• EXERCISE PROMPT: Figure out how many lines in the records below hold the string "icon". That number alone is the answer.
——————————
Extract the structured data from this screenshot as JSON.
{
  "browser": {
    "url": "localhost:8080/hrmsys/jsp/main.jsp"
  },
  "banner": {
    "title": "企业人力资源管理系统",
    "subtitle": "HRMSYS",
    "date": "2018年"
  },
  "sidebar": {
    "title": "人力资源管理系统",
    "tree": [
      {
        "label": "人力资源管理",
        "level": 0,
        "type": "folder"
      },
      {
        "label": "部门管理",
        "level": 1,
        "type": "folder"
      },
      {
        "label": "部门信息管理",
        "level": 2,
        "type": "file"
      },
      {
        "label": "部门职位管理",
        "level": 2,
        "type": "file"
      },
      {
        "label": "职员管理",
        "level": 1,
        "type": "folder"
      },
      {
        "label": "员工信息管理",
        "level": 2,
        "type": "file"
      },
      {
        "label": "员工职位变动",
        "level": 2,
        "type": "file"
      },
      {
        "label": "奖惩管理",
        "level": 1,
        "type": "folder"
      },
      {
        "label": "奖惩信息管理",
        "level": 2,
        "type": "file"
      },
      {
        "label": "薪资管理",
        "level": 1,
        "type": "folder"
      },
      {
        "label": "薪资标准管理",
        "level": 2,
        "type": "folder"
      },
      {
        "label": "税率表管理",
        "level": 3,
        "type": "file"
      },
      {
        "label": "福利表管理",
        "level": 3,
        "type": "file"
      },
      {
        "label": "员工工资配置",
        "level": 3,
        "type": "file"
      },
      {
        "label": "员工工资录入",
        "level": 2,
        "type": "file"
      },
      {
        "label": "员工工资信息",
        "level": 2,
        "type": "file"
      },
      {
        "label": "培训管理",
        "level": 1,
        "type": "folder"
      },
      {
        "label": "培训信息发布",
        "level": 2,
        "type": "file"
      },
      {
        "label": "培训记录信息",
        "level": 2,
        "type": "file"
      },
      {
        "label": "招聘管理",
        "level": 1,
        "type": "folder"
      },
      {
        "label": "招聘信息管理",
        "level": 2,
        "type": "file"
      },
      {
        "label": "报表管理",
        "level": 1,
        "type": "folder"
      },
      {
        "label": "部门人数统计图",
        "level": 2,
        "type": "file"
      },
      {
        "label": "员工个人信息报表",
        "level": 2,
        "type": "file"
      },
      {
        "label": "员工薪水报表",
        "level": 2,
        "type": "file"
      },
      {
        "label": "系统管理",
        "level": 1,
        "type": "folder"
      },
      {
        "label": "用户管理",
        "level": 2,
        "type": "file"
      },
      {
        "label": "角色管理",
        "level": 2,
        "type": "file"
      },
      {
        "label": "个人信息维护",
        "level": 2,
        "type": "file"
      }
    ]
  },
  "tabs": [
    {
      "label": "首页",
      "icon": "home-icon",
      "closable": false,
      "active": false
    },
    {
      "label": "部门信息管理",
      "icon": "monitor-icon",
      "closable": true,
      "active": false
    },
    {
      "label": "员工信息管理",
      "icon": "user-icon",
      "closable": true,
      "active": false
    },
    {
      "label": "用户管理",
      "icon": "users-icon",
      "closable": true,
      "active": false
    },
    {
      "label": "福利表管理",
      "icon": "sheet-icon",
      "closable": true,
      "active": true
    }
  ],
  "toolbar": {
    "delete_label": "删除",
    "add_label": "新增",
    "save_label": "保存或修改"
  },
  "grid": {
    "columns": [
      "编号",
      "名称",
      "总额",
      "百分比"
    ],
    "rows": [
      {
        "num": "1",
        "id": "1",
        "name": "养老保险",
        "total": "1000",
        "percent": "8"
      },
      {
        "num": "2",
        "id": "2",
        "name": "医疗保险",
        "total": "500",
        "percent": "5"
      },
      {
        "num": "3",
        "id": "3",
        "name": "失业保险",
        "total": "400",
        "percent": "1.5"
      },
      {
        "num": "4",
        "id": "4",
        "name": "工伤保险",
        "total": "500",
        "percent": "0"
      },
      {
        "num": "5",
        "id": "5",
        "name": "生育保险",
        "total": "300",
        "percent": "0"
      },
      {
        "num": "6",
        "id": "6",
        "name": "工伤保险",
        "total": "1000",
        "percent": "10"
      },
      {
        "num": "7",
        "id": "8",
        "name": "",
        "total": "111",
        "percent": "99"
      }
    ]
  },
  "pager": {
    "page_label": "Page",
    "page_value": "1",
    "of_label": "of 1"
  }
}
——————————
• SOLUTION: 5